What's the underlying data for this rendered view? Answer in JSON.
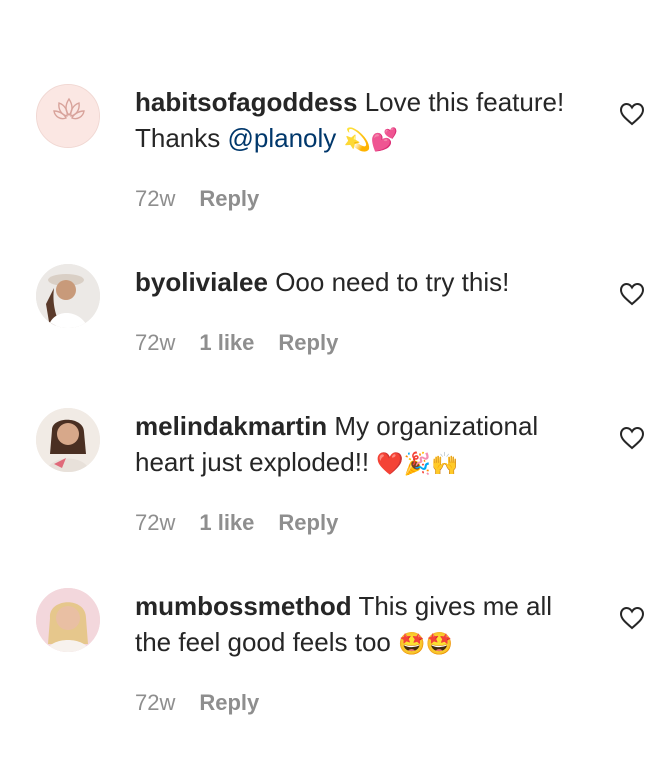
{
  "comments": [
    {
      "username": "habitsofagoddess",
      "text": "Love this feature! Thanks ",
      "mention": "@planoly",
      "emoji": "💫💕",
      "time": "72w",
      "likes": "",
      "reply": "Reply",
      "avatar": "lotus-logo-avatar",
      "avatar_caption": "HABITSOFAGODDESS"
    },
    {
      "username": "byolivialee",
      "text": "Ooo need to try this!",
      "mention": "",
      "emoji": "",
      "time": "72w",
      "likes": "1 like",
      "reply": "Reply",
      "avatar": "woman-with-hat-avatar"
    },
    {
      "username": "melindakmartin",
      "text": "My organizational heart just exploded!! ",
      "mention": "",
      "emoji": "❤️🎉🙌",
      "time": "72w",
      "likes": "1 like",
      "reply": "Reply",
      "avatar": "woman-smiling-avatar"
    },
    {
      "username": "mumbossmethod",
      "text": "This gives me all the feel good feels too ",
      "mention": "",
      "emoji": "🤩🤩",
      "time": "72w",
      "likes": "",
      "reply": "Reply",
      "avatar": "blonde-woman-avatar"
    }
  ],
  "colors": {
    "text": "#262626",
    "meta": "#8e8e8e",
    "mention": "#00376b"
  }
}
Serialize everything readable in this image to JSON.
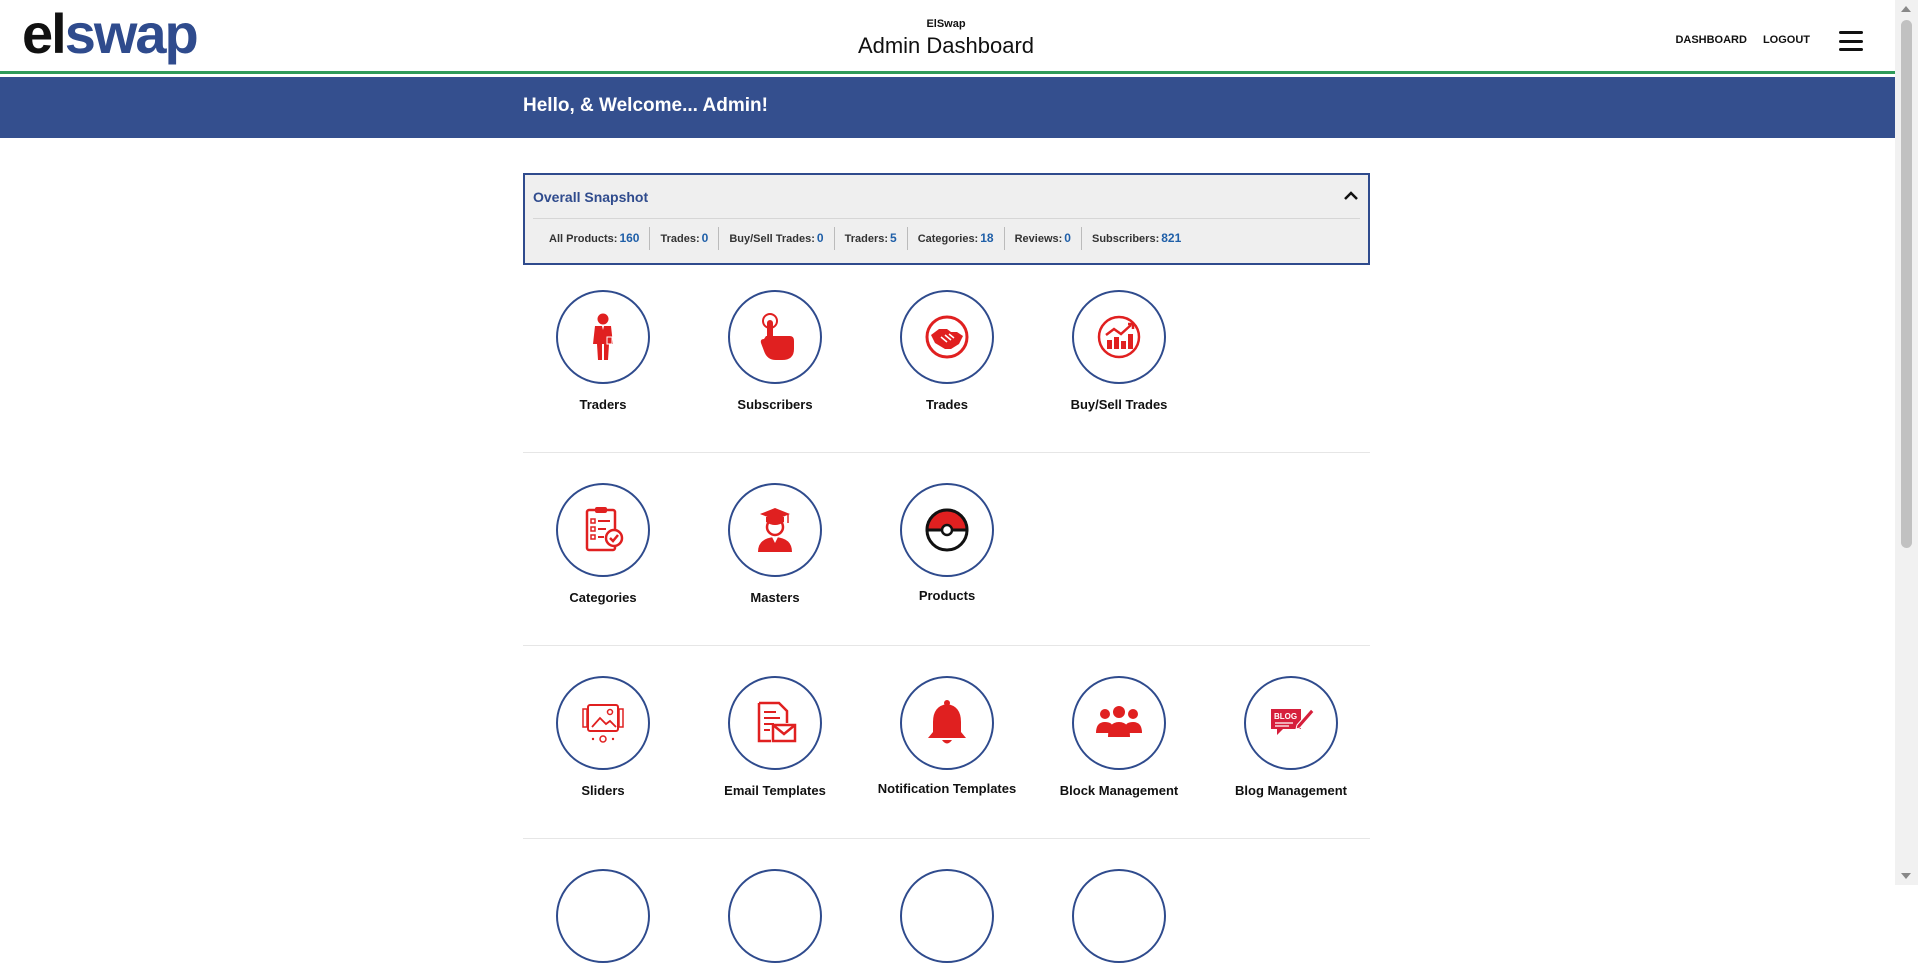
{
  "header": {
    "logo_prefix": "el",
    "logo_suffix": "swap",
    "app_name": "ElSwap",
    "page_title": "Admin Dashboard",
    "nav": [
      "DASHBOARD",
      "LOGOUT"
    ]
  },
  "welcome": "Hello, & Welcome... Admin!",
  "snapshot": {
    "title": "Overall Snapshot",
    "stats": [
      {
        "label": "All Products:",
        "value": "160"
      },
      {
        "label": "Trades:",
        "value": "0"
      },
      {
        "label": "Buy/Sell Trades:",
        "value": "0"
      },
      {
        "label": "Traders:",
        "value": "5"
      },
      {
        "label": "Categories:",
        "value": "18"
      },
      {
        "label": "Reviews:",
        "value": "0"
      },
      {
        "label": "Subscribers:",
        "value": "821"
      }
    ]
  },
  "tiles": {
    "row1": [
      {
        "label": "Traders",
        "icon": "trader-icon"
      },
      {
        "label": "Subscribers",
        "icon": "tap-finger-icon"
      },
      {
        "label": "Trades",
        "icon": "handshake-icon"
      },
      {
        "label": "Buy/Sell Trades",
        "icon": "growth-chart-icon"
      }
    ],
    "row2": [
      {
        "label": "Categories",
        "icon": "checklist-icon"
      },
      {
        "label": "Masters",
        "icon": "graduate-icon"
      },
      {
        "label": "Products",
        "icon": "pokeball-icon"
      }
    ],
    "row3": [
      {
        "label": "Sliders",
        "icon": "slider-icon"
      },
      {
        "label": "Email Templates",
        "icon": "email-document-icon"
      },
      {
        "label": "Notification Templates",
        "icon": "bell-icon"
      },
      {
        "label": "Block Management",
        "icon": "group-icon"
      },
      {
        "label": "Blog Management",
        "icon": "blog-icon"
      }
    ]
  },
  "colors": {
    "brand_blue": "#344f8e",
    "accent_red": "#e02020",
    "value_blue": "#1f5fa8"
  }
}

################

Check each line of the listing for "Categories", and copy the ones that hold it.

Expected output:
        "label": "Categories:",
        "label": "Categories",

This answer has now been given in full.